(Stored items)
********************
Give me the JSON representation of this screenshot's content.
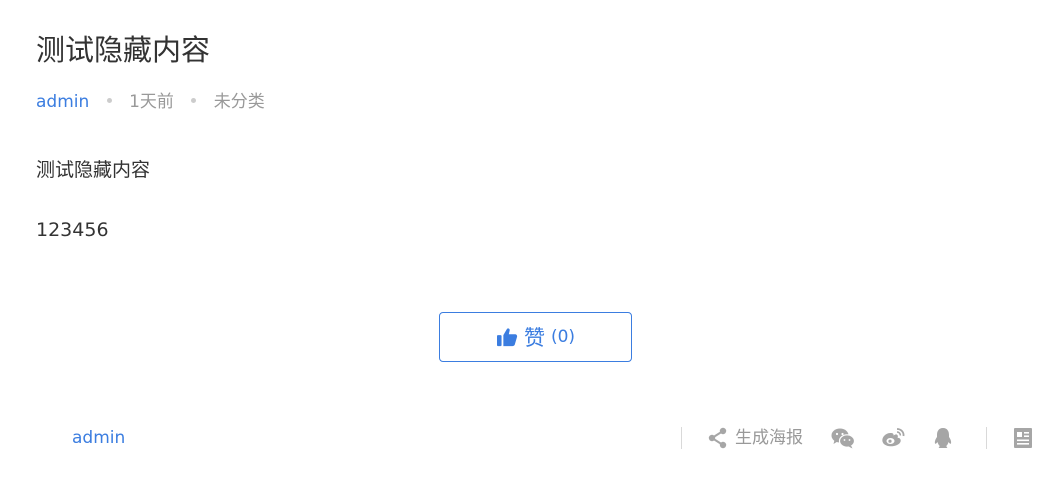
{
  "article": {
    "title": "测试隐藏内容",
    "author": "admin",
    "time": "1天前",
    "category": "未分类",
    "paragraphs": [
      "测试隐藏内容",
      "123456"
    ]
  },
  "like": {
    "label": "赞",
    "count": "(0)"
  },
  "footer": {
    "author": "admin",
    "poster_label": "生成海报",
    "share_icons": [
      "wechat-icon",
      "weibo-icon",
      "qq-icon"
    ],
    "extra_icon": "document-icon"
  },
  "colors": {
    "accent": "#3b7de0",
    "muted": "#999999",
    "text": "#333333",
    "icon": "#a6a6a6"
  }
}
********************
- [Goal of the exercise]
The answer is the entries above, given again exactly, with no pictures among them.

- [Response]
Give me the JSON representation of this screenshot's content.
{
  "article": {
    "title": "测试隐藏内容",
    "author": "admin",
    "time": "1天前",
    "category": "未分类",
    "paragraphs": [
      "测试隐藏内容",
      "123456"
    ]
  },
  "like": {
    "label": "赞",
    "count": "(0)"
  },
  "footer": {
    "author": "admin",
    "poster_label": "生成海报",
    "share_icons": [
      "wechat-icon",
      "weibo-icon",
      "qq-icon"
    ],
    "extra_icon": "document-icon"
  },
  "colors": {
    "accent": "#3b7de0",
    "muted": "#999999",
    "text": "#333333",
    "icon": "#a6a6a6"
  }
}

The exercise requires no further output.